In a society that associates income with a person’s worthiness, and where discussing personal finances is often taboo, it’s hard to have the confidence to speak freely or know who else might be experiencing a similar situation. Many of us take pride in self-sufficiency, and falling on hard financial times can be a blow to our self-esteem: we feel exposed, vulnerable, or singled out. This problem of food insecurity is one that is particularly prevalent in our community and has heightened just in the last few years.
There are lots of opportunities to help our neighbors during the holidays, you can find an agency advertising a food drive and help them build up their store of goods, or find a soup kitchen, volunteer and take time while there to have quality conversation with your neighbors, or give a financial donation to support work to alleviate food insecurity. If you want to be a part of something big knowing that you are making a real difference, Second Harvest Food Bank has corporate donors whose gifts allow us to match your donation during December. You can give knowing that because of you we can feed more people.
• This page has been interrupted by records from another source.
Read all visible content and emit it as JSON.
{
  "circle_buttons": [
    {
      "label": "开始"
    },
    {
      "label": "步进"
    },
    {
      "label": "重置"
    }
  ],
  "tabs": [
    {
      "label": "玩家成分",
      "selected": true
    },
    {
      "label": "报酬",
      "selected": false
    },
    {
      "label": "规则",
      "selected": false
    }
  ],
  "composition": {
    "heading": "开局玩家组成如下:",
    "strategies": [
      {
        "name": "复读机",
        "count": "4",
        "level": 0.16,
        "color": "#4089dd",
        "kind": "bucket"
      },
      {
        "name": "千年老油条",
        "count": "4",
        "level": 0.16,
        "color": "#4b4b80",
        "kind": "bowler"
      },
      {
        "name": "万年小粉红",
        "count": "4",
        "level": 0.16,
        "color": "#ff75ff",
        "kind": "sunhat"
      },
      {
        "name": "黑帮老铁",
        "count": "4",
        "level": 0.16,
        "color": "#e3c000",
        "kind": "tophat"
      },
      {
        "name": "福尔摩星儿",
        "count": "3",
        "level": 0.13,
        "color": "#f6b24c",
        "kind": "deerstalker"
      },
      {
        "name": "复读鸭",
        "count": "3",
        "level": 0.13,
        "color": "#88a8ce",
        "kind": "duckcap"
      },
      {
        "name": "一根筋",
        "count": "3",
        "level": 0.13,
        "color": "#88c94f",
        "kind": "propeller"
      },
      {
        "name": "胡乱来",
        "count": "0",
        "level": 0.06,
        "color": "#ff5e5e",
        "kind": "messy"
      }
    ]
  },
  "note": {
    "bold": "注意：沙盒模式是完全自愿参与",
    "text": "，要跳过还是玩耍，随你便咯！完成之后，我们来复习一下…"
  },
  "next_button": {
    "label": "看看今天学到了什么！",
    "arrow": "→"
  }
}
This Thanksgiving, I know I’m going to be thankful for the food I have now, but also that there are organizations like Second Harvest Food Bank and all of their partner agencies to support me, my family, my friends, or anyone else who might go through tough economic times in the future. In this time of thanks, I’m recommitting myself to supporting organizations that look out for the wellbeing of all of our neighbors now and in the future.